- Lacy, Norris J. (superv.); Pickens (tr.), Rupert T. (1993), "Ch. 55: The Devil Cat of Lausanne; King Claudas's Men Routed", The Story of Merlin, Lancelot-Grail, New York: Garland, 1, pp. 410–, ISBN 0824077334
- —(Middle English prose Merlin)
- Wheatley, Henry Benjamin (1899), The Story of Merlin, EETS o.s. 10, 21, 36, 112 - in 4 volumes, II, New York: Early English Text Society(text)I (Introduction)
- —(Middle English romance in Lambeth ms)
- Matheson, Lister M. (1985), "The Arthurian Stories of Lambeth Palace Library MS 84", Arthurian Literature, 5: 70–91
- (secondary sources)
- Freymond, Emile (1899), "Artus's Kampf mit dem Katzenungetüm", Beiträge zur romanischen Philologie, Festgabe für Gustav Gröber, Hale: Niemayer (in German)
- Lloyd-Jones, J. (1952), "Welsh "Palach", etc.", Ériu, 16: 123–131 JSTOR 30007391
- Nickel, Helmut (1989), "About Palug's Cat and the Mosaic of Otranto", Arthurian Interpretations, 3: 96–105 JSTOR 27868662
- Novati, F. (1888), "Di un aneddoto del ciclo arturiano (Re Artù ed il gatto di Losanna)", Rendiconti,Atti della Reale Accademia die Lincei, Roma: Tipographia della Accademia die Lincei, 4: 580-
- Nutt, Alfred (1890), "Celtic Myth and Saga.

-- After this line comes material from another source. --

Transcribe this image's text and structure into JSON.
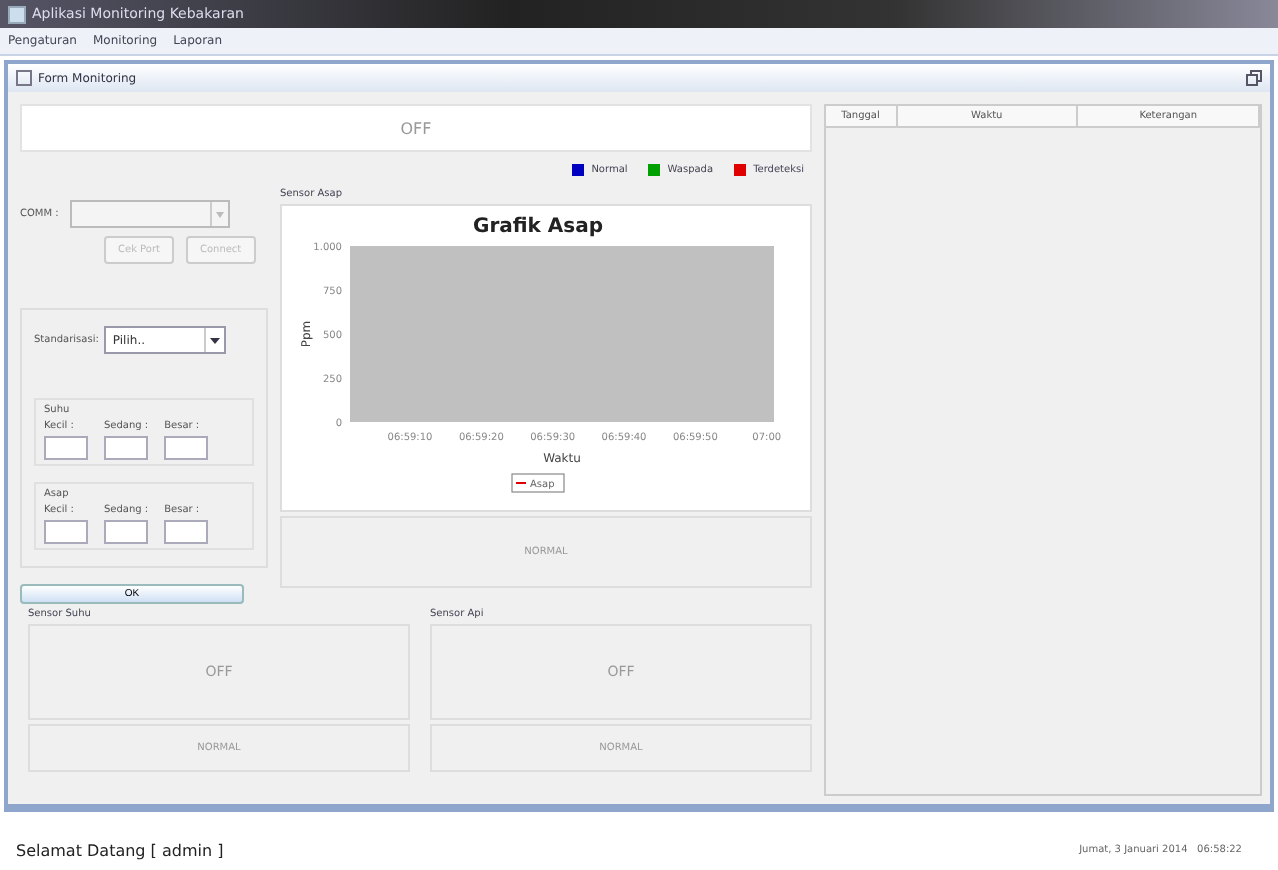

Report upon the Progress of Study during the Past Eighteen Months", Folklore, 1 (2): 251–252
- Paris, Gaston (1888), "Manuel et Amande", Histoire littéraire de la France, Paris: Impremerie Nationale, 30, pp. 218–220 (in French)
- Paris, Paulin (1852), "Bat. de Loquifer", Histoire littéraire de la France, Paris: Firmin Didot, 22, pp. 536–528 (in French)